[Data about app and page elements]
════

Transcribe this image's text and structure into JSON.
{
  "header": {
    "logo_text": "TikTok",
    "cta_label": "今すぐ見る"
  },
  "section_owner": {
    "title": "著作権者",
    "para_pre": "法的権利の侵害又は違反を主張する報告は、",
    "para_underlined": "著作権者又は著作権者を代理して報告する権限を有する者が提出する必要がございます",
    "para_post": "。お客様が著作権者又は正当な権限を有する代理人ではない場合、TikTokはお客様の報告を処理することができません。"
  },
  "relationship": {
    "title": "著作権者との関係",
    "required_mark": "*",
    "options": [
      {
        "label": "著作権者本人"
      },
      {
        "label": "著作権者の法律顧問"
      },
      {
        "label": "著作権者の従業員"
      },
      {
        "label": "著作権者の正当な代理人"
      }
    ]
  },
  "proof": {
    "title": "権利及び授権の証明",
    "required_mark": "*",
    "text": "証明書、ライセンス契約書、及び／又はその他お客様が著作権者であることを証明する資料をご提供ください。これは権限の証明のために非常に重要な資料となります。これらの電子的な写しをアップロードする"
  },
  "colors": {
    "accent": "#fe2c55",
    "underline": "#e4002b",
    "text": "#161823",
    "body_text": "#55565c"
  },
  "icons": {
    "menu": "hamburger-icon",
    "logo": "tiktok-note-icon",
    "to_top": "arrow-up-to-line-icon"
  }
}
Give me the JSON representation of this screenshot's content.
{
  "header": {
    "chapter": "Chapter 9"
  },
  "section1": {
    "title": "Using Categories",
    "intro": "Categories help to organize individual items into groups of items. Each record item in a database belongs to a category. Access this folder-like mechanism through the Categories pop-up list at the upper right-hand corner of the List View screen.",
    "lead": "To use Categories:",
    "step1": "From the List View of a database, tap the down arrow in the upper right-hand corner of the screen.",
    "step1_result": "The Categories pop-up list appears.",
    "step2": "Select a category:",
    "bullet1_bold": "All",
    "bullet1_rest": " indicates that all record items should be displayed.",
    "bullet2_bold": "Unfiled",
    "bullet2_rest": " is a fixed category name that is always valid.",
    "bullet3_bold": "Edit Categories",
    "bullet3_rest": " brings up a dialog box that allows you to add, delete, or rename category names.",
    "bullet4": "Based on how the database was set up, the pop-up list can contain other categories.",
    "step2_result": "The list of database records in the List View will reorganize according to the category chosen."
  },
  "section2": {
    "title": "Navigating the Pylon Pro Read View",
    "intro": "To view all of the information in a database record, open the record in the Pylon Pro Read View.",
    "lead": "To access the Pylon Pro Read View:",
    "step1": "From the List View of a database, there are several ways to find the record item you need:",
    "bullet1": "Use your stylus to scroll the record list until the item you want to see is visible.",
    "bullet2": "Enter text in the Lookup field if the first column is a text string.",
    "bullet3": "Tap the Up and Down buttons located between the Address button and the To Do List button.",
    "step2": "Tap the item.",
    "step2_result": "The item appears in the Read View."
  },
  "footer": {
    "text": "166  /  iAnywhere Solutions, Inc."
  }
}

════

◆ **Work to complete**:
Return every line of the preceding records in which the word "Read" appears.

◆ **Exercise solution**:
    "title": "Navigating the Pylon Pro Read View",
    "intro": "To view all of the information in a database record, open the record in the Pylon Pro Read View.",
    "lead": "To access the Pylon Pro Read View:",
    "step2_result": "The item appears in the Read View."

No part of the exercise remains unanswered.